Siemens announced plans on Monday to sell shares in its Osram lighting unit later this year, slicing off of a business with annual sales of 4.68 billion euros ($6.59 billion) in 2010 and almost 40,000 employees. The Munich-based company said it will also create a fourth division that focuses on infrastructure and cities, bundling products such as trains, airport services, power grids and building technologies.
Giving up control of the 105-year-old Osram underscores Loeschers clout to see through extensive changes at the engineering company, as he seeks to narrow the focus on energy, health care, infrastructure and industry tools. The plan to sell Osram, approved by the supervisory board on Monday at a two-hour gathering, follows a sale of a computer-services business earlier this year, a unit that had racked up years of losses.
It makes lots of sense and will highlight why Siemens is one of the best organised and broadest infrastructure suppliers in the world to help developing economies modernize their countries, said Nicholas Heymann, an analyst with Sterne Agee & Leach in New York.
Osram has an enterprise value of 5 billion euros to 7 billion euros, according to a range of analyst predictions. An IPO stands to be one of the biggest listings in Germany in a decade, when the countrys average IPO had an average value of 119.5 million euros, according to data compiled by Bloomberg. Siemens will retain a minority stake, it said.

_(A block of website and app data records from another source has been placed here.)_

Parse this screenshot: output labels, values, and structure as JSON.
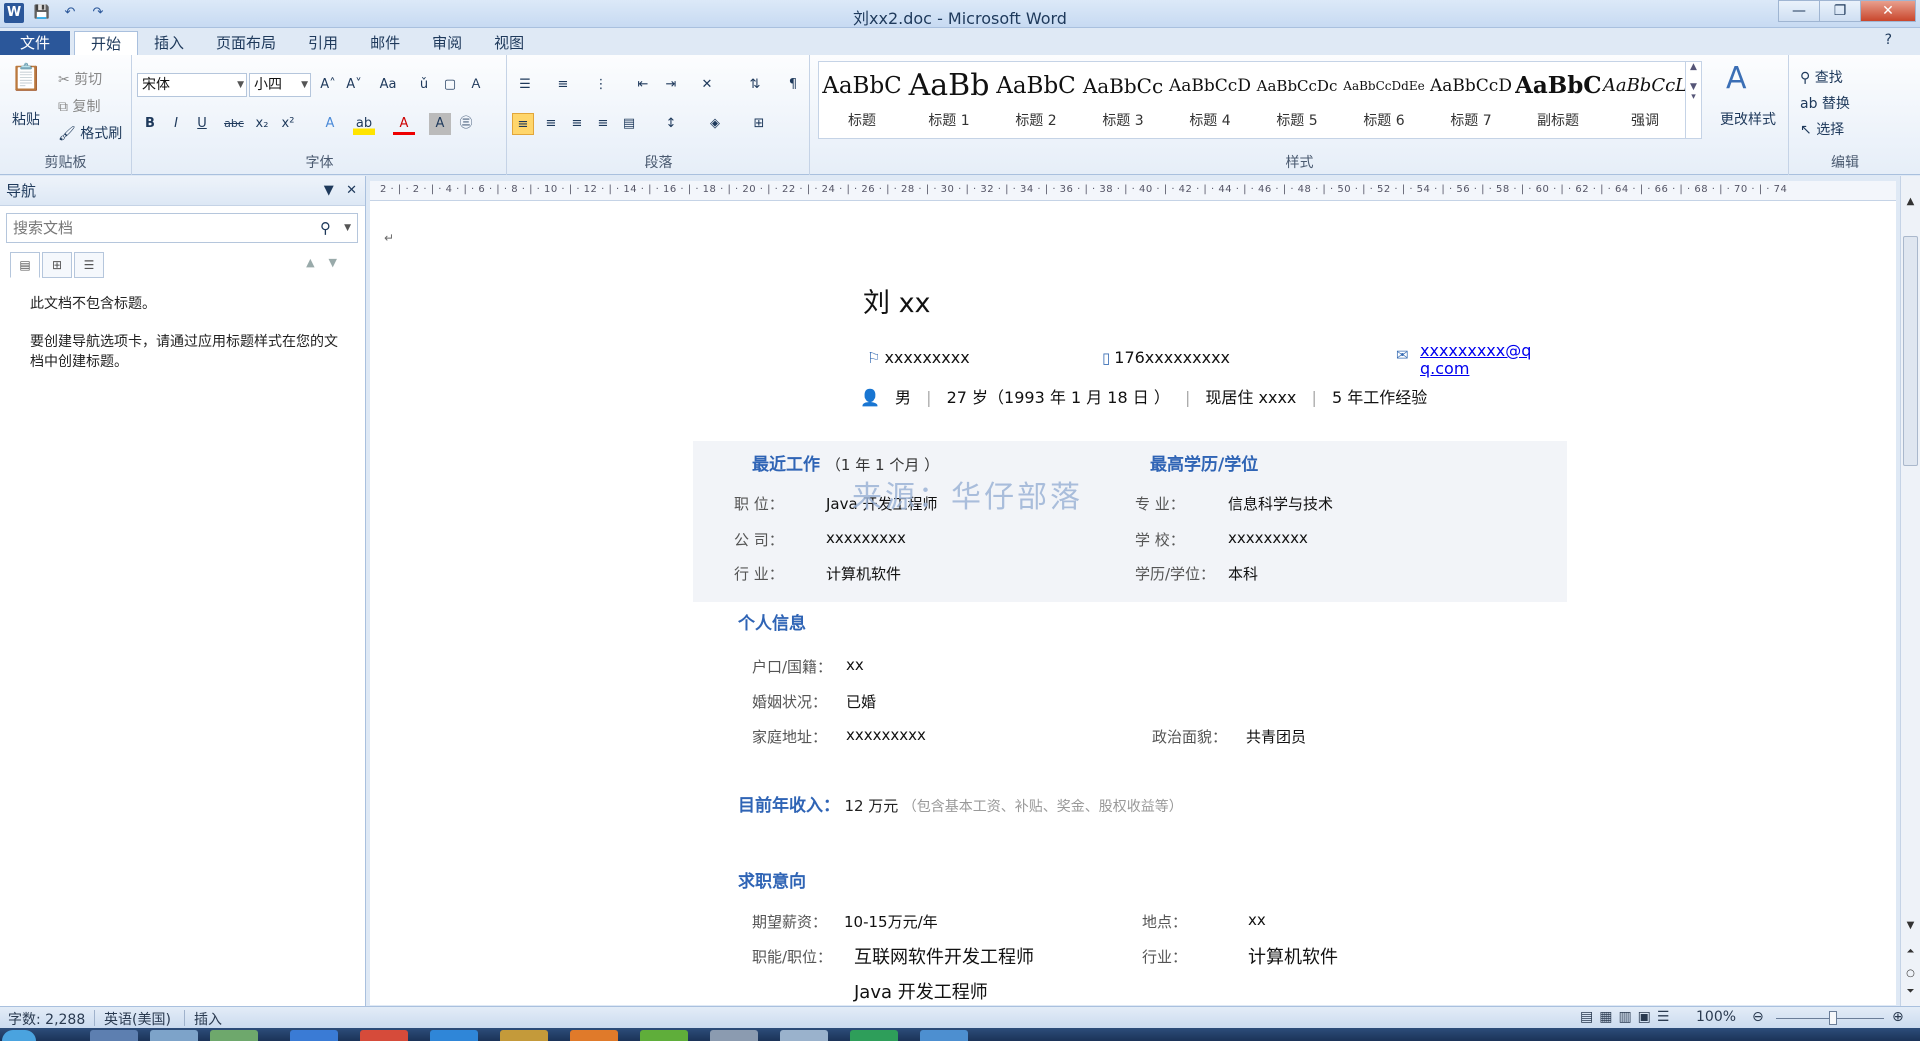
{
  "window": {
    "title": "刘xx2.doc - Microsoft Word",
    "controls": {
      "minimize": "—",
      "maximize": "❐",
      "close": "✕"
    }
  },
  "qat": {
    "logo": "W",
    "save": "💾",
    "undo": "↶",
    "redo": "↷"
  },
  "tabs": {
    "file": "文件",
    "items": [
      "开始",
      "插入",
      "页面布局",
      "引用",
      "邮件",
      "审阅",
      "视图"
    ]
  },
  "ribbon": {
    "clipboard": {
      "paste": "粘贴",
      "cut": "剪切",
      "copy": "复制",
      "format_painter": "格式刷",
      "label": "剪贴板"
    },
    "font": {
      "font_name": "宋体",
      "font_size": "小四",
      "label": "字体",
      "b": "B",
      "i": "I",
      "u": "U",
      "abc": "abc",
      "sub": "x₂",
      "sup": "x²",
      "grow": "A˄",
      "shrink": "A˅",
      "aa": "Aa"
    },
    "paragraph": {
      "label": "段落"
    },
    "styles": {
      "label": "样式",
      "items": [
        {
          "preview": "AaBbC",
          "name": "标题"
        },
        {
          "preview": "AaBb",
          "name": "标题 1"
        },
        {
          "preview": "AaBbC",
          "name": "标题 2"
        },
        {
          "preview": "AaBbCc",
          "name": "标题 3"
        },
        {
          "preview": "AaBbCcD",
          "name": "标题 4"
        },
        {
          "preview": "AaBbCcDc",
          "name": "标题 5"
        },
        {
          "preview": "AaBbCcDdEe",
          "name": "标题 6"
        },
        {
          "preview": "AaBbCcD",
          "name": "标题 7"
        },
        {
          "preview": "AaBbC",
          "name": "副标题"
        },
        {
          "preview": "AaBbCcL",
          "name": "强调"
        }
      ],
      "change_styles": "更改样式"
    },
    "editing": {
      "find": "查找",
      "replace": "替换",
      "select": "选择",
      "label": "编辑"
    }
  },
  "nav": {
    "title": "导航",
    "search_placeholder": "搜索文档",
    "msg1": "此文档不包含标题。",
    "msg2": "要创建导航选项卡，请通过应用标题样式在您的文档中创建标题。"
  },
  "ruler": {
    "text": "2 · | · 2 · | · 4 · | · 6 · | · 8 · | · 10 · | · 12 · | · 14 · | · 16 · | · 18 · | · 20 · | · 22 · | · 24 · | · 26 · | · 28 · | · 30 · | · 32 · | · 34 · | · 36 · | · 38 · | · 40 · | · 42 · | · 44 · | · 46 · | · 48 · | · 50 · | · 52 · | · 54 · | · 56 · | · 58 · | · 60 · | · 62 · | · 64 · | · 66 · | · 68 · | · 70 · | · 74"
  },
  "doc": {
    "name": "刘 xx",
    "contact": {
      "id": "xxxxxxxxx",
      "phone": "176xxxxxxxxx",
      "email": "xxxxxxxxx@qq.com"
    },
    "info": {
      "gender": "男",
      "age": "27 岁（1993 年 1 月 18 日 ）",
      "residence": "现居住 xxxx",
      "experience": "5 年工作经验"
    },
    "recent_work": {
      "title": "最近工作",
      "duration": "（1 年 1 个月 ）",
      "position_label": "职 位：",
      "position": "Java 开发工程师",
      "company_label": "公 司：",
      "company": "xxxxxxxxx",
      "industry_label": "行 业：",
      "industry": "计算机软件"
    },
    "education": {
      "title": "最高学历/学位",
      "major_label": "专 业：",
      "major": "信息科学与技术",
      "school_label": "学 校：",
      "school": "xxxxxxxxx",
      "degree_label": "学历/学位：",
      "degree": "本科"
    },
    "watermark": "来源：华仔部落",
    "personal": {
      "title": "个人信息",
      "hukou_label": "户口/国籍：",
      "hukou": "xx",
      "marital_label": "婚姻状况：",
      "marital": "已婚",
      "address_label": "家庭地址：",
      "address": "xxxxxxxxx",
      "political_label": "政治面貌：",
      "political": "共青团员"
    },
    "income": {
      "title": "目前年收入：",
      "value": "12 万元",
      "note": "（包含基本工资、补贴、奖金、股权收益等）"
    },
    "intention": {
      "title": "求职意向",
      "salary_label": "期望薪资：",
      "salary": "10-15万元/年",
      "location_label": "地点：",
      "location": "xx",
      "role_label": "职能/职位：",
      "role1": "互联网软件开发工程师",
      "role2": "Java 开发工程师",
      "industry_label": "行业：",
      "industry": "计算机软件"
    }
  },
  "status": {
    "words": "字数: 2,288",
    "language": "英语(美国)",
    "mode": "插入",
    "zoom": "100%"
  }
}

The revamp contrasts with Loeschers assurance four months ago that more than a dozen years of restructuring had come to an end and that Siemens would now be a normal company with higher profitability and predictable dividend payouts.